Besides, it is the end that matters not the start. A primary school education cannot take you far, but you cannot get more education without it. It would be silly to think that primary school education is worthless for those who get high school diploma’s and university degrees. Literacy in a small language might not get you far in one sense, but in another it can be the start of something that goes a long ways. Tens of thousands of primary school dropouts in Ghana have gone to literacy classes in their small languages, gained skills, then returned to school with success becoming nurses, teachers, pastors and even a university lecturer!

In addition, there are tens of thousands, perhaps hundreds of thousands of Ghanaians who have had their lives transformed through reading the Bible in their languages, even though they never went to school. That wouldn’t have happened if they had not enrolled in a literacy class in their small language. Then there are the many Ghanaians who would never have even considered the claims of Christ and the Gospel except they enrolled in a literacy class and then read the Bible in their language.

But the pastor’s point about the language is true. The language is only used in one small part of Ghana which is an even smaller part of the world. The usefulness of a language over large geographic areas is important for commerce, politics, etc. Nevertheless, the pastor has another problem. His own language, while many times larger than the smaller language, is a very small language by world standards. Yet he reads the Bible in his language because people who speak a really important language like English or German came to Ghana and did not think his language too small or trivial to translate the Bible and teach people to read. They did not dismiss his language as one that wouldn’t take people far.

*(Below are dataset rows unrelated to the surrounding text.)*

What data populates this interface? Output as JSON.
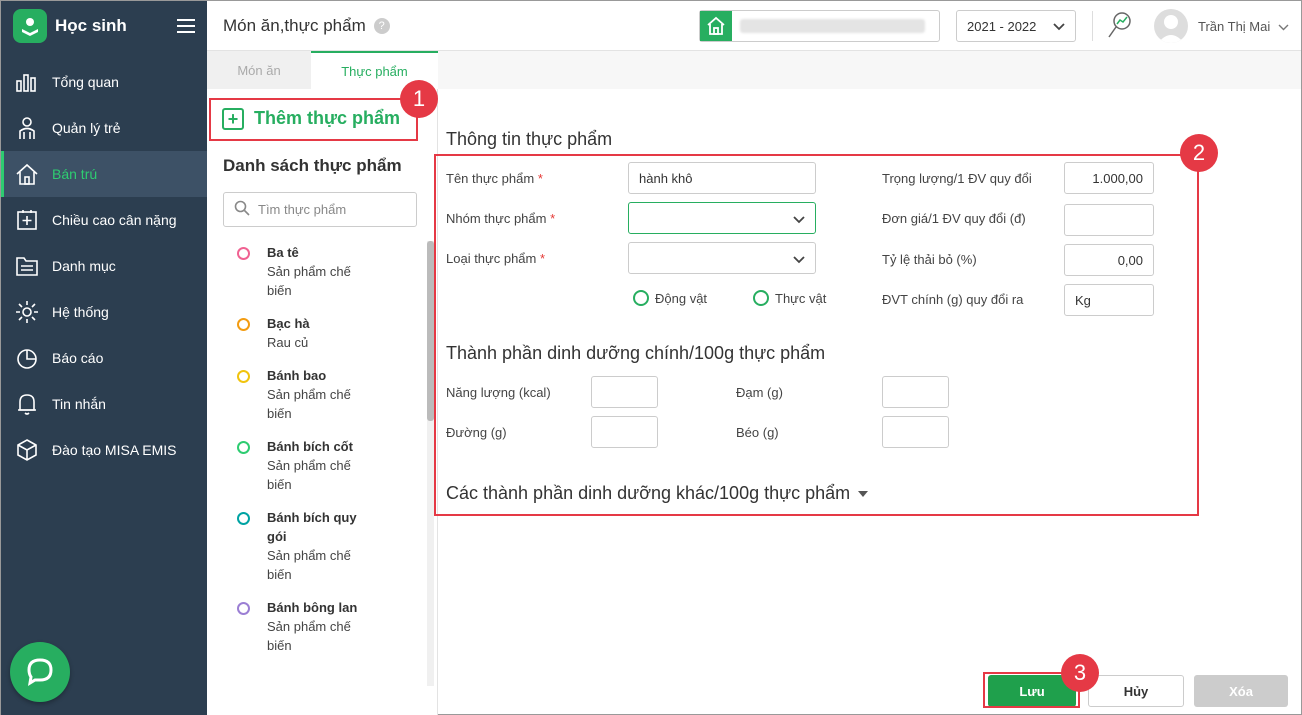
{
  "sidebar": {
    "brand": "Học sinh",
    "items": [
      {
        "label": "Tổng quan",
        "icon": "bar-chart-icon"
      },
      {
        "label": "Quản lý trẻ",
        "icon": "child-icon"
      },
      {
        "label": "Bán trú",
        "icon": "house-icon",
        "active": true
      },
      {
        "label": "Chiều cao cân nặng",
        "icon": "plus-square-icon"
      },
      {
        "label": "Danh mục",
        "icon": "folder-icon"
      },
      {
        "label": "Hệ thống",
        "icon": "gear-icon"
      },
      {
        "label": "Báo cáo",
        "icon": "pie-chart-icon"
      },
      {
        "label": "Tin nhắn",
        "icon": "bell-icon"
      },
      {
        "label": "Đào tạo MISA EMIS",
        "icon": "cube-icon"
      }
    ]
  },
  "header": {
    "title": "Món ăn,thực phẩm",
    "help": "?",
    "year": "2021 - 2022",
    "user_name": "Trần Thị Mai"
  },
  "tabs": [
    "Món ăn",
    "Thực phẩm"
  ],
  "left": {
    "add_label": "Thêm thực phẩm",
    "list_title": "Danh sách thực phẩm",
    "search_placeholder": "Tìm thực phẩm",
    "foods": [
      {
        "name": "Ba tê",
        "category": "Sản phẩm chế biến",
        "color": "#f06292"
      },
      {
        "name": "Bạc hà",
        "category": "Rau củ",
        "color": "#f39c12"
      },
      {
        "name": "Bánh bao",
        "category": "Sản phẩm chế biến",
        "color": "#f1c40f"
      },
      {
        "name": "Bánh bích cốt",
        "category": "Sản phẩm chế biến",
        "color": "#2ecc71"
      },
      {
        "name": "Bánh bích quy gói",
        "category": "Sản phẩm chế biến",
        "color": "#00a3a3"
      },
      {
        "name": "Bánh bông lan",
        "category": "Sản phẩm chế biến",
        "color": "#9b7fd4"
      }
    ]
  },
  "form": {
    "section_title": "Thông tin thực phẩm",
    "name_label": "Tên thực phẩm",
    "name_value": "hành khô",
    "group_label": "Nhóm thực phẩm",
    "type_label": "Loại thực phẩm",
    "radio_animal": "Động vật",
    "radio_plant": "Thực vật",
    "weight_label": "Trọng lượng/1 ĐV quy đổi",
    "weight_value": "1.000,00",
    "price_label": "Đơn giá/1 ĐV quy đổi (đ)",
    "price_value": "",
    "waste_label": "Tỷ lệ thải bỏ (%)",
    "waste_value": "0,00",
    "unit_label": "ĐVT chính (g) quy đổi ra",
    "unit_value": "Kg",
    "nutrition_title": "Thành phần dinh dưỡng chính/100g thực phẩm",
    "energy_label": "Năng lượng (kcal)",
    "protein_label": "Đạm (g)",
    "sugar_label": "Đường (g)",
    "fat_label": "Béo (g)",
    "other_title": "Các thành phần dinh dưỡng khác/100g thực phẩm"
  },
  "buttons": {
    "save": "Lưu",
    "cancel": "Hủy",
    "delete": "Xóa"
  },
  "annotations": [
    "1",
    "2",
    "3"
  ],
  "colors": {
    "accent": "#27ae60",
    "sidebar": "#2c3e50",
    "annotation": "#e53945"
  }
}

It turns out that people often think that languages smaller than theirs are too small to be worth it but their own language is worth it. An ethnocentric viewpoint like that does not square with God’s own sense of mission. He could have easily dismissed us because being human doesn’t take you far in this universe.

What are mere mortals that you should think about them,
human beings that you should care for them? (Psa 8:4 NLT

This post is made in honor of International literacy day which is tomorrow.